Submitted to: Journal of Food Protection
Publication Type: Peer Reviewed Journal
Publication Acceptance Date: February 16, 1998
Publication Date: N/A
Interpretive Summary: The effect of lactic acid, acetic acid, trisodium phosphate, 162 deg F water, and 89 deg F water washes on bacteria placed on beef carcass surfaces before they were treated, and then converted to ground beef, was determined. The monitoring of bacteria in the ground beef was continued for 21 days of refrigerated (38 deg F) or 3 days of abusive (54 deg F) storage. Cattle feces containing various low levels of Listeria innocua, Salmonella typhimurium, E. coli O157:H7, and Clostridium sporogenes was used to contaminate the carcass surface. In general, growth of these four bacteria, and of total bacteria, was suppressed or not observed when lactic acid or acetic acid treatments were used. Bacteria introduced to beef surfaces before the tissue had received a trisodium phosphate treatment demonstrated some growth suppression in the ground beef. Water washes of 89 or 162 deg F offered little growth suppression of pathogens during the storage periods. The use of a final lactic or acetic acid wash during the processing of beef carcasses offers some long lasting protection against growth of potentially harmful bacteria accidentally introduced into ground beef from the surfaces of carcasses contaminated during processing.

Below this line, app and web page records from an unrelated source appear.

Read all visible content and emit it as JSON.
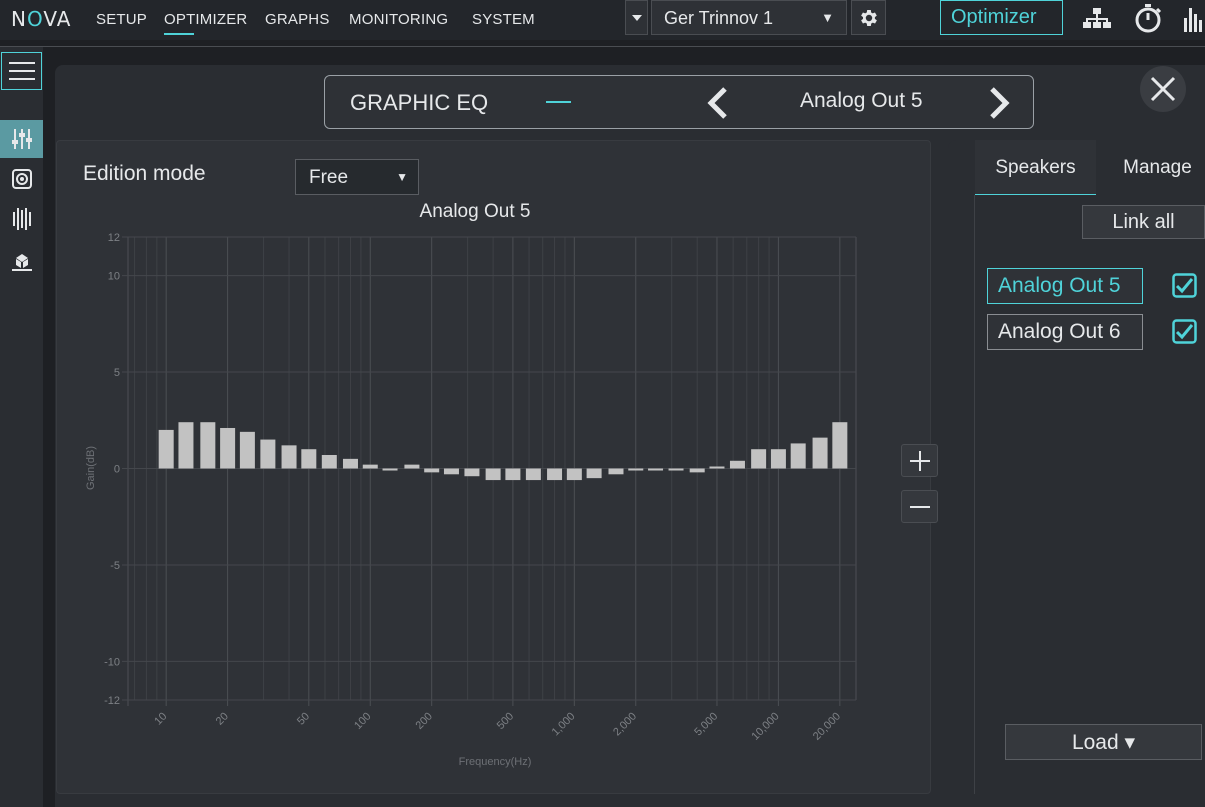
{
  "app": {
    "logo_pre": "N",
    "logo_o": "O",
    "logo_post": "VA"
  },
  "nav": [
    "SETUP",
    "OPTIMIZER",
    "GRAPHS",
    "MONITORING",
    "SYSTEM"
  ],
  "device": {
    "selected": "Ger Trinnov 1",
    "arrow": "▼"
  },
  "toolbar": {
    "optimizer_label": "Optimizer"
  },
  "header": {
    "title": "GRAPHIC EQ",
    "channel": "Analog Out 5"
  },
  "edition": {
    "label": "Edition mode",
    "mode": "Free",
    "arrow": "▼"
  },
  "tabs": {
    "speakers": "Speakers",
    "manage": "Manage"
  },
  "link_all": "Link all",
  "speakers": [
    {
      "name": "Analog Out 5",
      "checked": true
    },
    {
      "name": "Analog Out 6",
      "checked": true
    }
  ],
  "load": {
    "label": "Load",
    "arrow": "▾"
  },
  "colors": {
    "accent": "#4fd3d9",
    "bar": "#c2c2c2",
    "active_tool": "#5b9aa2"
  },
  "chart_data": {
    "type": "bar",
    "title": "Analog Out 5",
    "xlabel": "Frequency(Hz)",
    "ylabel": "Gain(dB)",
    "x_scale": "log",
    "xlim": [
      6.5,
      24000
    ],
    "ylim": [
      -12,
      12
    ],
    "y_ticks": [
      12,
      10,
      5,
      0,
      -5,
      -10,
      -12
    ],
    "x_ticks": [
      10,
      20,
      50,
      100,
      200,
      500,
      1000,
      2000,
      5000,
      10000,
      20000
    ],
    "x_tick_labels": [
      "10",
      "20",
      "50",
      "100",
      "200",
      "500",
      "1,000",
      "2,000",
      "5,000",
      "10,000",
      "20,000"
    ],
    "grid": true,
    "categories": [
      10,
      12.5,
      16,
      20,
      25,
      31.5,
      40,
      50,
      63,
      80,
      100,
      125,
      160,
      200,
      250,
      315,
      400,
      500,
      630,
      800,
      1000,
      1250,
      1600,
      2000,
      2500,
      3150,
      4000,
      5000,
      6300,
      8000,
      10000,
      12500,
      16000,
      20000
    ],
    "values": [
      2.0,
      2.4,
      2.4,
      2.1,
      1.9,
      1.5,
      1.2,
      1.0,
      0.7,
      0.5,
      0.2,
      -0.1,
      0.2,
      -0.2,
      -0.3,
      -0.4,
      -0.6,
      -0.6,
      -0.6,
      -0.6,
      -0.6,
      -0.5,
      -0.3,
      -0.1,
      -0.1,
      -0.1,
      -0.2,
      0.1,
      0.4,
      1.0,
      1.0,
      1.3,
      1.6,
      2.4
    ]
  }
}
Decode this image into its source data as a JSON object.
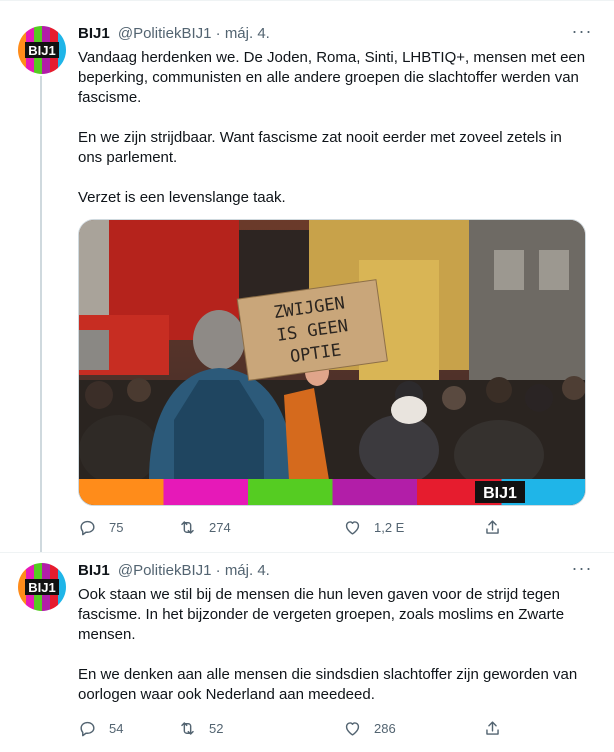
{
  "tweets": [
    {
      "author": {
        "name": "BIJ1",
        "handle": "@PolitiekBIJ1",
        "date": "máj. 4.",
        "avatar_text": "BIJ1"
      },
      "paragraphs": [
        "Vandaag herdenken we. De Joden, Roma, Sinti, LHBTIQ+, mensen met een beperking, communisten en alle andere groepen die slachtoffer werden van fascisme.",
        "En we zijn strijdbaar. Want fascisme zat nooit eerder met zoveel zetels in ons parlement.",
        "Verzet is een levenslange taak."
      ],
      "media": {
        "sign_lines": [
          "ZWIJGEN",
          "IS GEEN",
          "OPTIE"
        ],
        "logo_text": "BIJ1",
        "stripe_colors": [
          "#ff8c1a",
          "#e619b8",
          "#55cc22",
          "#b21ea8",
          "#e61c2e",
          "#1fb5e8"
        ]
      },
      "stats": {
        "replies": "75",
        "retweets": "274",
        "likes": "1,2 E"
      }
    },
    {
      "author": {
        "name": "BIJ1",
        "handle": "@PolitiekBIJ1",
        "date": "máj. 4.",
        "avatar_text": "BIJ1"
      },
      "paragraphs": [
        "Ook staan we stil bij de mensen die hun leven gaven voor de strijd tegen fascisme. In het bijzonder de vergeten groepen, zoals moslims en Zwarte mensen.",
        "En we denken aan alle mensen die sindsdien slachtoffer zijn geworden van oorlogen waar ook Nederland aan meedeed."
      ],
      "stats": {
        "replies": "54",
        "retweets": "52",
        "likes": "286"
      }
    }
  ],
  "ui": {
    "more_glyph": "···",
    "separator": " · "
  },
  "colors": {
    "text": "#0f1419",
    "secondary": "#536471",
    "border": "#cfd9de"
  }
}
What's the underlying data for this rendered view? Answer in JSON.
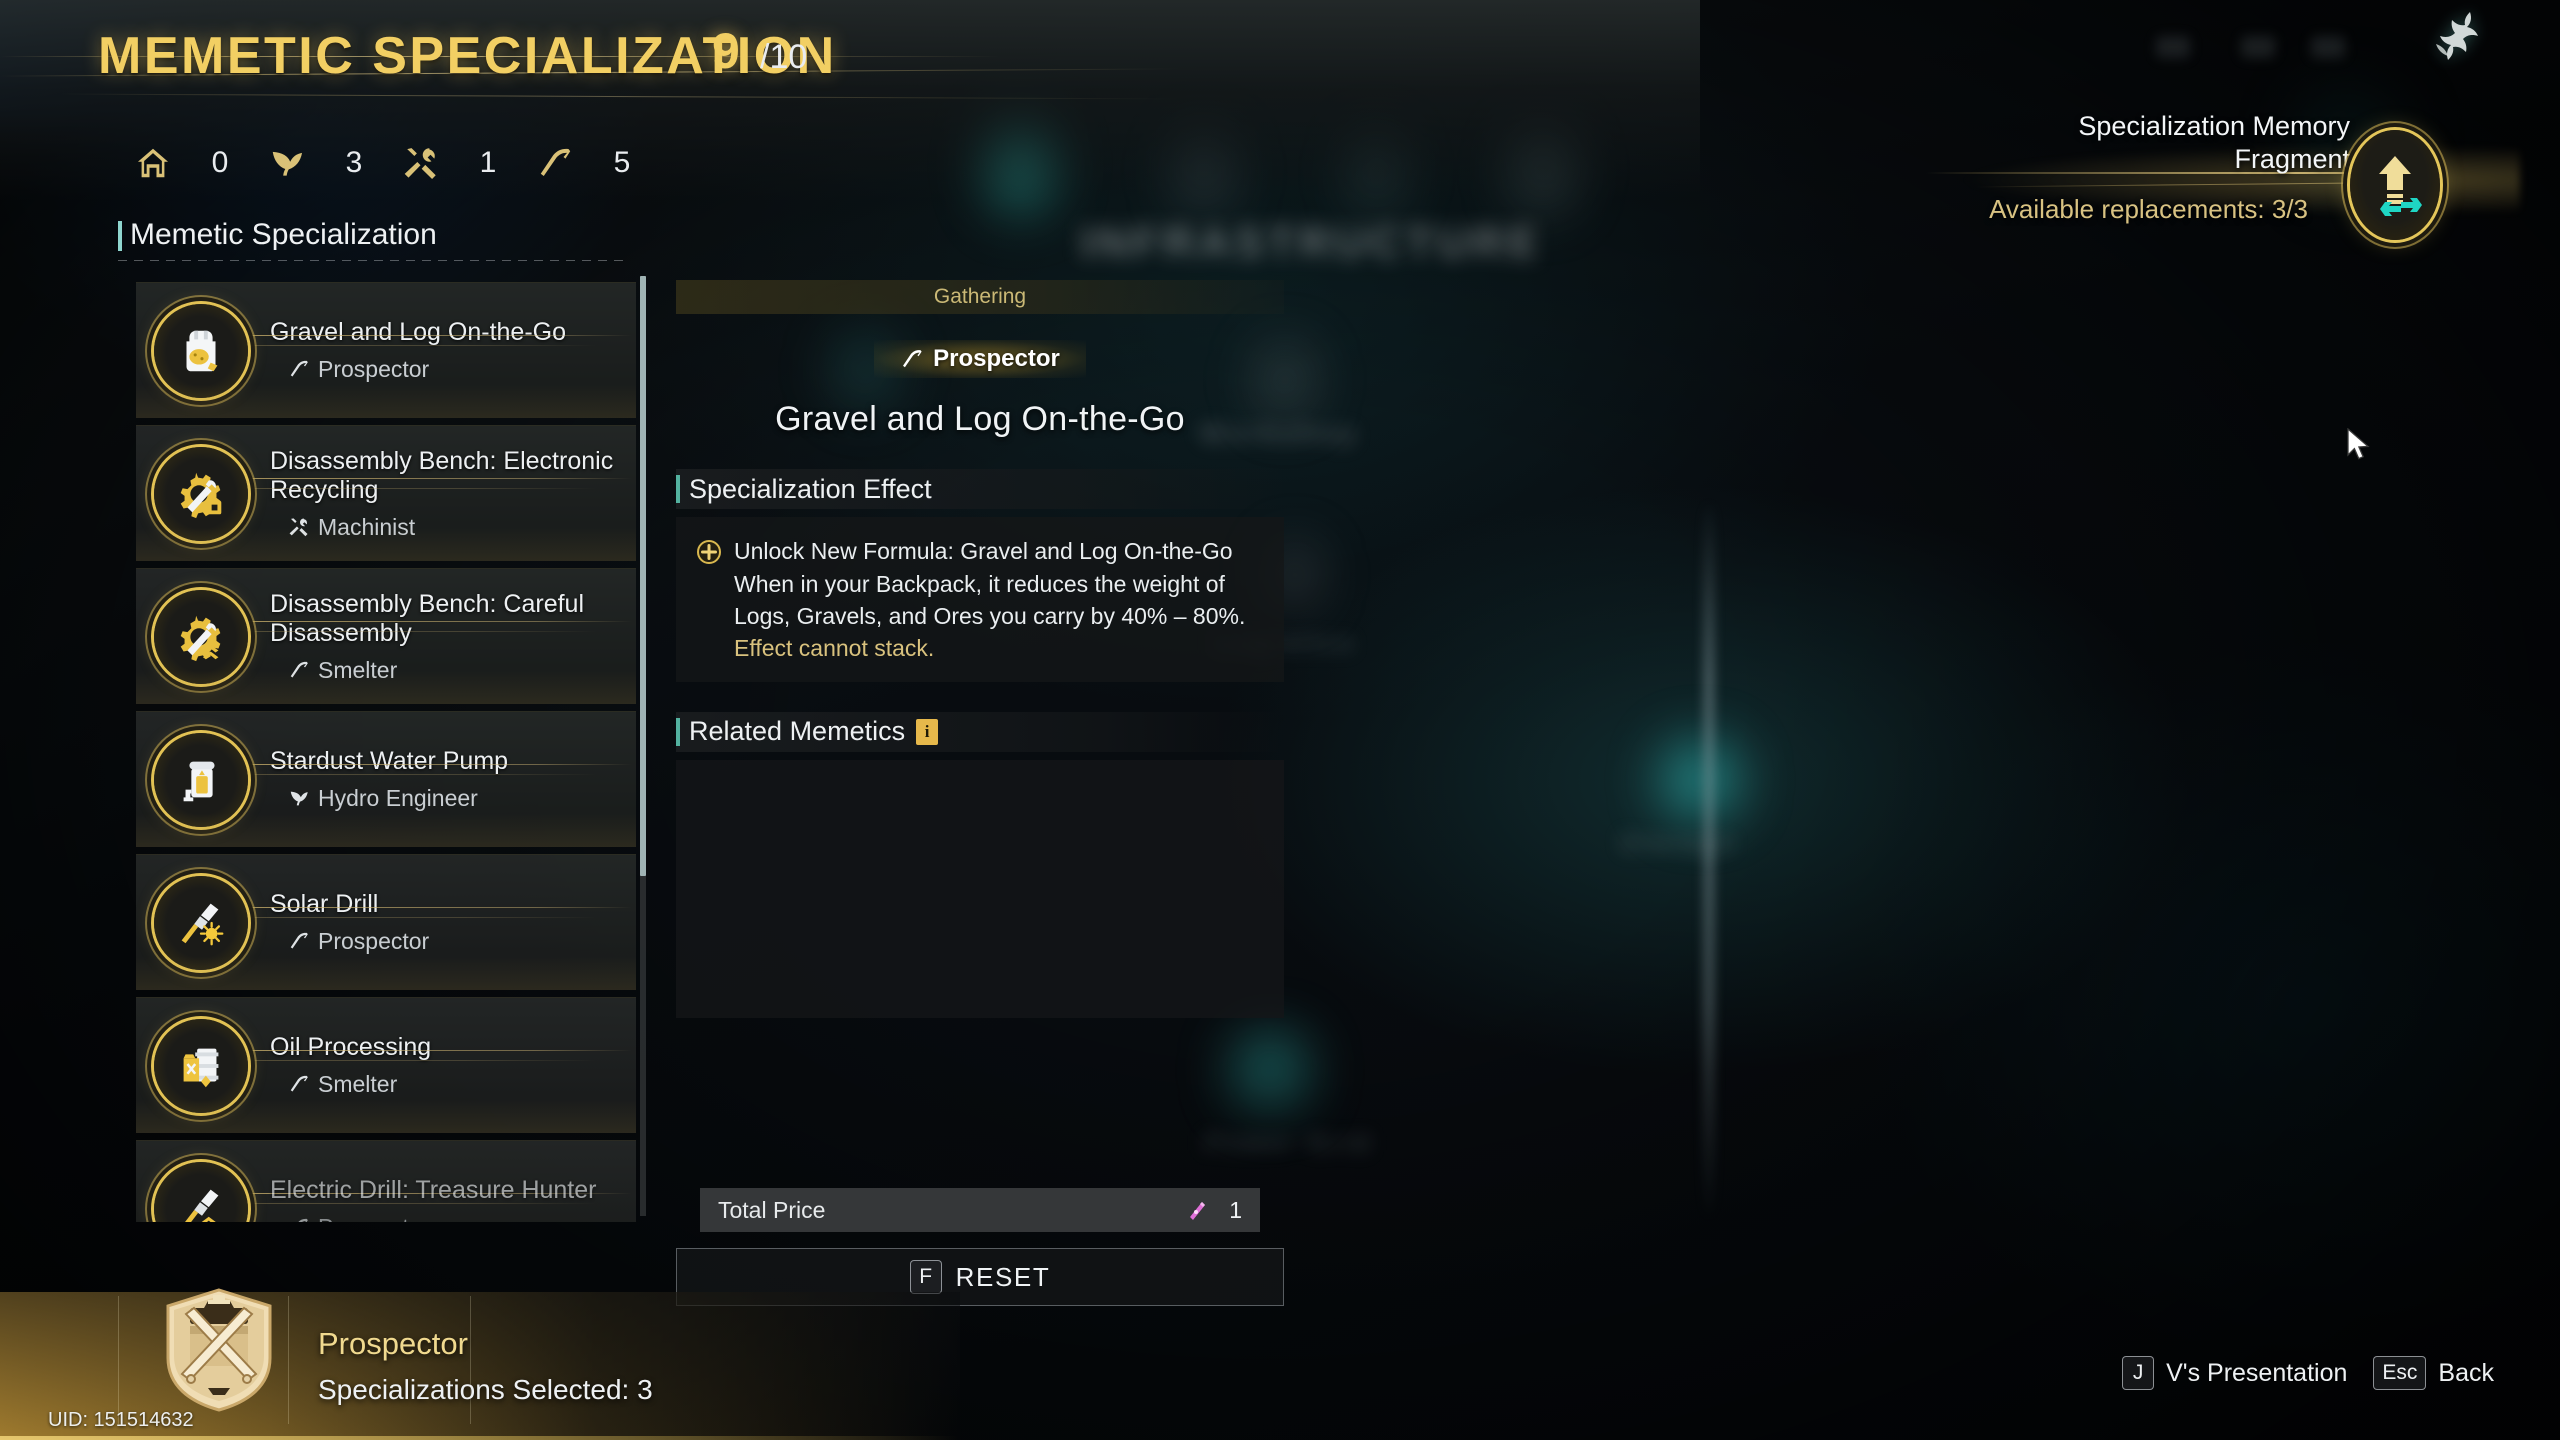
{
  "header": {
    "title": "MEMETIC SPECIALIZATION",
    "count": "9",
    "max": "/10",
    "stats": [
      {
        "icon": "home-icon",
        "value": "0"
      },
      {
        "icon": "leaf-icon",
        "value": "3"
      },
      {
        "icon": "tools-icon",
        "value": "1"
      },
      {
        "icon": "pickaxe-icon",
        "value": "5"
      }
    ]
  },
  "fragment_panel": {
    "title_line1": "Specialization Memory",
    "title_line2": "Fragment",
    "replacements": "Available replacements: 3/3",
    "icon": "upgrade-swap-icon"
  },
  "sidebar": {
    "heading": "Memetic Specialization",
    "items": [
      {
        "name": "Gravel and Log On-the-Go",
        "role": "Prospector",
        "role_icon": "pickaxe-icon",
        "badge_icon": "backpack-gravel-icon"
      },
      {
        "name": "Disassembly Bench: Electronic Recycling",
        "role": "Machinist",
        "role_icon": "tools-icon",
        "badge_icon": "gear-wrench-chip-icon"
      },
      {
        "name": "Disassembly Bench: Careful Disassembly",
        "role": "Smelter",
        "role_icon": "pickaxe-icon",
        "badge_icon": "gear-wrench-chevron-icon"
      },
      {
        "name": "Stardust Water Pump",
        "role": "Hydro Engineer",
        "role_icon": "leaf-icon",
        "badge_icon": "water-pump-icon"
      },
      {
        "name": "Solar Drill",
        "role": "Prospector",
        "role_icon": "pickaxe-icon",
        "badge_icon": "drill-sun-icon"
      },
      {
        "name": "Oil Processing",
        "role": "Smelter",
        "role_icon": "pickaxe-icon",
        "badge_icon": "oil-barrel-icon"
      },
      {
        "name": "Electric Drill: Treasure Hunter",
        "role": "Prospector",
        "role_icon": "pickaxe-icon",
        "badge_icon": "drill-chevron-icon"
      }
    ]
  },
  "detail": {
    "category_tab": "Gathering",
    "role": "Prospector",
    "role_icon": "pickaxe-icon",
    "title": "Gravel and Log On-the-Go",
    "effect_section_label": "Specialization Effect",
    "effect_text": "Unlock New Formula: Gravel and Log On-the-Go\nWhen in your Backpack, it reduces the weight of Logs, Gravels, and Ores you carry by 40% – 80%.",
    "effect_warning": "Effect cannot stack.",
    "related_section_label": "Related Memetics",
    "related_info_icon": "info-icon",
    "price_label": "Total Price",
    "price_value": "1",
    "price_icon": "memory-fragment-icon",
    "reset_key": "F",
    "reset_label": "RESET"
  },
  "footer": {
    "role": "Prospector",
    "selected": "Specializations Selected: 3",
    "uid": "UID: 151514632",
    "crest_icon": "prospector-crest-icon"
  },
  "hints": [
    {
      "key": "J",
      "label": "V's Presentation"
    },
    {
      "key": "Esc",
      "label": "Back"
    }
  ],
  "background_text": {
    "t1": "INFRASTRUCTURE",
    "t2": "Workshop",
    "t3": "Logistics",
    "t4": "Power Grid",
    "t5": "Storage"
  },
  "colors": {
    "gold": "#f2cf63",
    "teal": "#53b2a0",
    "text": "#eef1f3",
    "warn": "#d9c27e"
  }
}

Technical Abstract: The long term effectiveness of several beef carcass surface tissue (BCT) wash interventions on the ground beef produced from this tissue was determined. BCT was inoculated with bovine feces containing one of two different levels (ca. 4 or 6 log CFU/ml) of Escherichia coli O157:H7, Listeria innocua, Salmonella typhimurium, and Clostridium sporogenes. BCT was then subjected to one of several treatment washes: 2% (vol/vol) DL-lactic acid (LA), 2% (vol/vol) acetic acid (AA), 12% (wt/vol) trisodium phosphate (TSP), hot water (HW; 74 +/- 2 deg C at the tissue surface), or water (WW; 32 +/- 2 deg C at the tissue surface). A control group was left untreated. After treatments, BCT was held at 4 deg C for 24 h then ground. The ground beef was packaged and incubated at 4 (21 d) or 12 deg C (3 d). AA-treated samples held at 12 deg C for 3 d yielded significantly lower aerobic plate counts than the control and also yielded the lowest levels of pseudomonads when compared to other sample groups. After being held at 4 (21 d) or 12 deg C (3 d), samples treated with antimicrobial compounds had lower or no detectable (< 1 CFU/g) levels of E. coli O157:H7, L. innocua, S. typhimurium, and C. sporogenes than beef treated with a WW or the control. Ground beef produced from tissue treated with HW yielded lower populations of these bacteria when compared to WW or untreated control, but the populations were generally higher than those observed in any of the chemical antimicrobial-treated samples. These trends continued throughout all storage conditions over time. Results from this study indicate use of carcass interventions, especially antimicrobial compounds, presently available to the slaughter industry will lower bacterial counts in ground beef.